A small satellite of Uranus in a retrograde orbit with a mean distance of 4,475,000 miles (7,200,000 kilometers), eccentricity of 0.081, and sidereal period of 1.59 years.

Caliban

his name is anagram of cannibal. [Br. Lit.: The Tempest]

Caliban

misshapen “missing link.” [Br. Lit.: The Tempest]

Caliban

A declarative annotation language for controlling the partitioning and placement of the evaluation of expressions in a distributed functional language. Designed by Paul Kelly <phjk@doc.ic.ac.uk>, Imperial College.

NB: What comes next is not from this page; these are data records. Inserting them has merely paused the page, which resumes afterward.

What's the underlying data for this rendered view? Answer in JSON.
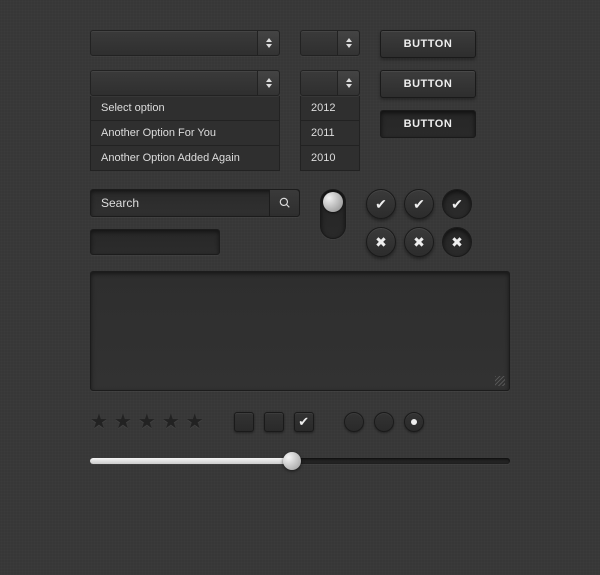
{
  "select1": {
    "label": "",
    "options": [
      "Select option",
      "Another Option For You",
      "Another Option Added Again"
    ]
  },
  "select2": {
    "label": "",
    "options": [
      "2012",
      "2011",
      "2010"
    ]
  },
  "buttons": {
    "b1": "BUTTON",
    "b2": "BUTTON",
    "b3": "BUTTON"
  },
  "search": {
    "placeholder": "Search"
  },
  "toggle": {
    "on": true
  },
  "iconButtons": {
    "check": "✔",
    "cross": "✖"
  },
  "stars": {
    "count": 5,
    "rating": 0
  },
  "checkboxes": {
    "c1": false,
    "c2": false,
    "c3": true,
    "checkGlyph": "✔"
  },
  "radios": {
    "r1": false,
    "r2": false,
    "r3": true
  },
  "slider": {
    "value": 48,
    "min": 0,
    "max": 100
  },
  "colors": {
    "bg": "#373737",
    "panel": "#2f2f2f",
    "text": "#dddddd"
  }
}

["Functional Programming for Loosely-coupled Multiprocessors", P. Kelly, Pitman/MIT Press, 1989].
References in periodicals archive ?
As Caliban asserts, this black stone awaits those who, in an effort to avoid themselves as they exist in the present moment, focus instead on some illusory self in some supposedly more spiritual future.
This unresolved conflict is a conflict in Wordsworth and a conflict within Auden, who has heard the "real Word" of his imagination telling him something about the indeterminacy of his existence, something, performed by the only subject anyone has, Caliban, to which his intellect (the angry audience, in an intellectual state of "all wish and no resolve") objects (CP 442).
In introducing Shakespeare's character Caliban from Te Tempest, Rodriguez opens a volatile subject without acknowledging its volatility.
Ray Porter and Bo Foxworth are delightful as the drunkards who ply Caliban (the excellent Stephen Weingartner) with liquor.
For instance, after searching opening chapters entitled "Tragedy and the Nation" and "History and the Nation," on Othello and the second tetralogy respectively, the concern with history and memory unaccountably disappears for the next two chapters, which usefully differentiate the forms of slavery represented by Ariel and Caliban and investigate the scapegoat mechanism in The Merchant of Venice, before resurfacing in a series of chapters on Othello, King Lear, and Macbeth.
Chris Hirsh takes on the dual challenge of playing the shipwrecked Prince Ferdinand and island creature Caliban.
The isle is full of noises, sounds and sweets airs that give delight," intones Caliban in his big Act II aria (ardently sung by tenor John David De Haan).
They hang, they dangle, they gather in piles to provide a cave for Caliban and they blow in the stormy wind like wash day in a terraced street in the days when a mangle was a mod con.
The tradition of viewing The Tempest in general and Caliban in particular as examples of colonialism and Western exploitation has a long history outside the West, dating back to the nineteenth century.
Yet this magical island, peopled by its over-lord Prospero and his attentive spirit Ariel, not to mention the odd almost-drowned young prince, a dangerous half-human monster, Caliban, and various almost-drowned courtiers, nutters, boozers and psychos is kind of Eden, where magic can inspire love and where the behaviour of its inhabitants reflects what Elizabethan audiences probably expected of half-civilised dwellers in the New World or the "Bermoothes" which is where this island is set.
uk I, Peaseblossom / I, Caliban Tim Crouch's unique interpretations of Shakespeare's classic plays A Midsummer's Night Dream and The Tempest re-tell these famous stories from the fresh and sometimes startling perspectives of characters usually consigned to the sidelines.
But the double bill, I, Peaseblossom/I, Caliban, is theatre creator Tim Crouch's unique interpretation of the Bard's classic texts A Midsummer Nights Dream and The Tempest.